Punahou was ranked No. 1 in the state for most of the season before falling to Maryknoll and ‘Iolani in a span of nine days. As usual, however, teams that lose in the ILH get better or get left behind, and the Buffanblu got better. Senior guards Zayne Chong and Cole Arceneaux are playing at warp speed, but have the composure and savvy to find open teammates at all times. Cole Mausolf, a 6-5 defensive weapon, has altered games with his shot blocking, rebounding and perimeter coverage. Tamatoa Falatea leads the charge off the bench with a willing, physical approach to defense and the occasional 3-point dagger.
Matsuda has relied on Kaulana Makaula to shore up the boards when center Duke Clemens doesn’t start. But against a team of bigs like the Lunas, Clemens will likely start and the Buffanblu will be tested on the glass.
Lahainaluna counts on 6-6 Carter Stockham and 6-4 Aukai Kama, along with Robinson, to dominate the boards. Coach Jason Justus has also relied on guards Iverson Turno and Reece Pascua to run a tight ship offensively.
X-factor:: Punahou takes pride in its ability to wear teams down. Their fullcourt press can make or break games, and if the Lunas aren’t careful, Punahou can rack up steals quickly. If the MIL champs use one of their bigs to help against the press, life should be easier, but the Buffanblu will continue to bring tight pressure in halfcourt.
|1||Feb. 12||Konawaena vs. Moanalua||Moan, 62-52||Konawaena|
|2||Feb. 12||Kahuku vs. Kailua||Kah, 54-38||Kahuku|
|3||Feb. 12||Punahou vs. McKinley||Pun, 59-39||Punahou|
|4||Feb. 12||KS-Maui vs. Kapolei||Kapo, 49-34||KS-Maui|
|5||Feb. 14||(1) Maryknoll vs. Kapolei||Mryk, 57-42||Moanalua|
|6||Feb. 14||(4) KS-Hawaii vs. Kahuku||Kah, 62-37||Moanalua|
|7||Feb. 14||(2) Kalaheo vs. Moanalua||Moan, 52-50||McKinley|
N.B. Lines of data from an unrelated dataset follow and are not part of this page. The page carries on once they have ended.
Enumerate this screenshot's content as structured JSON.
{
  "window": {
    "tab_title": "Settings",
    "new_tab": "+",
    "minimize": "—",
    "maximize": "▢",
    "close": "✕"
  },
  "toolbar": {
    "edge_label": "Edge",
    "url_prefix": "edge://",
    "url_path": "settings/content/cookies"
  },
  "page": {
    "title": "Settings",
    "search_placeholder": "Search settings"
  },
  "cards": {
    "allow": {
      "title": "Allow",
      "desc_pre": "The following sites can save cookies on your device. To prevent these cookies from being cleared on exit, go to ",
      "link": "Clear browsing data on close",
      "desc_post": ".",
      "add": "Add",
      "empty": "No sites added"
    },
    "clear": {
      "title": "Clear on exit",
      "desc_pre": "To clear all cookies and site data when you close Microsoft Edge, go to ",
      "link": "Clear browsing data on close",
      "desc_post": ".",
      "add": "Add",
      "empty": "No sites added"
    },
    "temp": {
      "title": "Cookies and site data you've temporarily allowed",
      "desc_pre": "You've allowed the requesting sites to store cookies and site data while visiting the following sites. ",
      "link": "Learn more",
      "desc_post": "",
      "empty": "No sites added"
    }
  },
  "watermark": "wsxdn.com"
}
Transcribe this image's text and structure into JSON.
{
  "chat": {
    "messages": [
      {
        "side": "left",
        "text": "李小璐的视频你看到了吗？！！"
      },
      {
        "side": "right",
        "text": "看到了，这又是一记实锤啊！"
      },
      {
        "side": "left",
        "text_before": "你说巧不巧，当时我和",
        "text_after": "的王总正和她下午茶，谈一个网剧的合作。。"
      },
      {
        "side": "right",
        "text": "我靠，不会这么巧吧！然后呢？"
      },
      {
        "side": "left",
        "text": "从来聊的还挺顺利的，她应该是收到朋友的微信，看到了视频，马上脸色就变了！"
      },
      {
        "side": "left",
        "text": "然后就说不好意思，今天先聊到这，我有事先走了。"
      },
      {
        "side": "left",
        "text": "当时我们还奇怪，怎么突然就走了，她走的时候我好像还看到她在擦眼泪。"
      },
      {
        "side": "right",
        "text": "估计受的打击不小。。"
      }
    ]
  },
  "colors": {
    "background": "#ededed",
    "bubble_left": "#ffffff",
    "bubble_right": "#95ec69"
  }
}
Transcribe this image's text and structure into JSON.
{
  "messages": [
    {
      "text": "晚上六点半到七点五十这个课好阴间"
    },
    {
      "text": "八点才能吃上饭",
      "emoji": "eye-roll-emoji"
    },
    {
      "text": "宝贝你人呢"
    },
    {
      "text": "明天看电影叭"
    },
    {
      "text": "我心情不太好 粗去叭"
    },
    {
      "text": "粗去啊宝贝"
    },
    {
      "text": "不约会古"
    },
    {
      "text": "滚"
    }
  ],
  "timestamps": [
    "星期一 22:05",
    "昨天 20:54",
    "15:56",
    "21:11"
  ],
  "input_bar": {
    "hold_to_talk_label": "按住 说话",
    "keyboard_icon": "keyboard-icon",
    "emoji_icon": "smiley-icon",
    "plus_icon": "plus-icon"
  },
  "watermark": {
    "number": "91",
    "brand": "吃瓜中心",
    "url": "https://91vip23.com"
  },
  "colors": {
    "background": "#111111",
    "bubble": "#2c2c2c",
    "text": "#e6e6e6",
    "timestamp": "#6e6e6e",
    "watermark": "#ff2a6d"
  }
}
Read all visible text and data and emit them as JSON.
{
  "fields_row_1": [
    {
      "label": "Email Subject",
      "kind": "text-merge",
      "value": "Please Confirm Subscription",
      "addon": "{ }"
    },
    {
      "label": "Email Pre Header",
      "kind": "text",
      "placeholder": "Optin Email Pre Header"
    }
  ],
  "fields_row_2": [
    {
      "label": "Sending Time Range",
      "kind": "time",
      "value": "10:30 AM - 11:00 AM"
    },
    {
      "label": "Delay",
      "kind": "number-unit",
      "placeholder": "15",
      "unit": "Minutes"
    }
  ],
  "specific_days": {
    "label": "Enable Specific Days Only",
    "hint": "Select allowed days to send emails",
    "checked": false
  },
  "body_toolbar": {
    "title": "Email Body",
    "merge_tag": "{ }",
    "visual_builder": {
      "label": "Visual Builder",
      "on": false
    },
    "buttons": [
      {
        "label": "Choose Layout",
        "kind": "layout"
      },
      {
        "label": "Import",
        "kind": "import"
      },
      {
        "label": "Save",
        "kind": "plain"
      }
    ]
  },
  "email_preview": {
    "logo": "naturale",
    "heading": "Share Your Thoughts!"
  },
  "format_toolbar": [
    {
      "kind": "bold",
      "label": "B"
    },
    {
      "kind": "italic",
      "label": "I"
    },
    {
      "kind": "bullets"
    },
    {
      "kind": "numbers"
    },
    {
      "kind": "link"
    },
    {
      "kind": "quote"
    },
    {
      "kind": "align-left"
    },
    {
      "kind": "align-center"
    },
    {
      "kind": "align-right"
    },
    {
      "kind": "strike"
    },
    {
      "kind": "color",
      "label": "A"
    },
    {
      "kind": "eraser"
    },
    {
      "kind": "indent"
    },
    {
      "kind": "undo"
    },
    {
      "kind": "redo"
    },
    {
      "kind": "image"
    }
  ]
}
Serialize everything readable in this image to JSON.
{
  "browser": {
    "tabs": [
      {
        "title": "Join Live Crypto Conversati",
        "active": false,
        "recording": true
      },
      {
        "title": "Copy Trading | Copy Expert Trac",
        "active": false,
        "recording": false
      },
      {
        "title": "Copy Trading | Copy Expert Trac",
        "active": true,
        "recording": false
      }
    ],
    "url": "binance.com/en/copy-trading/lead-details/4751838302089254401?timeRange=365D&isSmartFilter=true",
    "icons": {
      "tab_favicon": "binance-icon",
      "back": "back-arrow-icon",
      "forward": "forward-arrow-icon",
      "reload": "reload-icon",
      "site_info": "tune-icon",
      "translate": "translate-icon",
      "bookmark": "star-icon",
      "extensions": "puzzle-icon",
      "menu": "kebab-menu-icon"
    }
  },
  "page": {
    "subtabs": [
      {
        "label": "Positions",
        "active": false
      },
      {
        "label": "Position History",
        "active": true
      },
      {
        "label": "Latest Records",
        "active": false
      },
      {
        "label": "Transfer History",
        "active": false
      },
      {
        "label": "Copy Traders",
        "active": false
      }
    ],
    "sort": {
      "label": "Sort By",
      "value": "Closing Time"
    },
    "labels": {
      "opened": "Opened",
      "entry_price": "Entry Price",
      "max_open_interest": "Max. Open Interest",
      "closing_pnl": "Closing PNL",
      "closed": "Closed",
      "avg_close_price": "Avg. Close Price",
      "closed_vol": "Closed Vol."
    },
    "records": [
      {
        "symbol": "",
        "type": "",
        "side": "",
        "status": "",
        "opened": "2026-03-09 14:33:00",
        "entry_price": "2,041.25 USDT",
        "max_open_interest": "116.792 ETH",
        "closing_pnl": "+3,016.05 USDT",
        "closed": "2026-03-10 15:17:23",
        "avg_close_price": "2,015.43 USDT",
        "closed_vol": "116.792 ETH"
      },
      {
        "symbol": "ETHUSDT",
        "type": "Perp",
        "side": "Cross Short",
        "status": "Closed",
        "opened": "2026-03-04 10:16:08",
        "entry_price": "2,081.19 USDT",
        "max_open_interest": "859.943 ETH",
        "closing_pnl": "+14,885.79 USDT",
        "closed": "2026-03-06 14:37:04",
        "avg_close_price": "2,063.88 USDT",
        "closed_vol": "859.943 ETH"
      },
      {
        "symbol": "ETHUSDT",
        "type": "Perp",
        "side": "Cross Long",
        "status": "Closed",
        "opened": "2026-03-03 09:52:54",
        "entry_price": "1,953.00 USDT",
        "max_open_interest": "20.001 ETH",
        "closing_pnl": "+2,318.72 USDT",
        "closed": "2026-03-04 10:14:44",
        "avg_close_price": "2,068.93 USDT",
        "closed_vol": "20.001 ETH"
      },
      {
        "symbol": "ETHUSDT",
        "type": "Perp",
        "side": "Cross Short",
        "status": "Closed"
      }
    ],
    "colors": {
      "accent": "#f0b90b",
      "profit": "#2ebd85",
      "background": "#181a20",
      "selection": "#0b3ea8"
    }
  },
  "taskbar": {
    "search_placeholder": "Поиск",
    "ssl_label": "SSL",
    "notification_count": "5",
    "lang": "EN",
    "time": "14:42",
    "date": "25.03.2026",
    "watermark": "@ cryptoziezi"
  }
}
|8||Feb. 14||(3) Lahainaluna vs. Punahou||Pun, 50-40||McKinley|
|9*||Feb. 15||Kapolei vs. KS-Hawaii||Kapo, 57-54||Stan Sheriff Center|
|10*||Feb. 15||Kalaheo vs. Lahainaluna||Lah, 61-50||Stan Sheriff Center|
|11||Feb. 15||Maryknoll vs. Kahuku||Kah, 49-43||Stan Sheriff Center|
|12||Feb. 15||Moanalua vs. Punahou||Pun, 75-69||Stan Sheriff Center|
|13*||Feb. 16||Kapolei vs. Lahainaluna||Lah, 57-55||Stan Sheriff Center|
|14*||Feb. 16||Maryknoll vs. Moanalua||Mryk, 67-52||Stan Sheriff Center|
|15||Feb. 16||Kahuku vs. Punahou||Pun, 64-37||Stan Sheriff Center|
|* — consolation|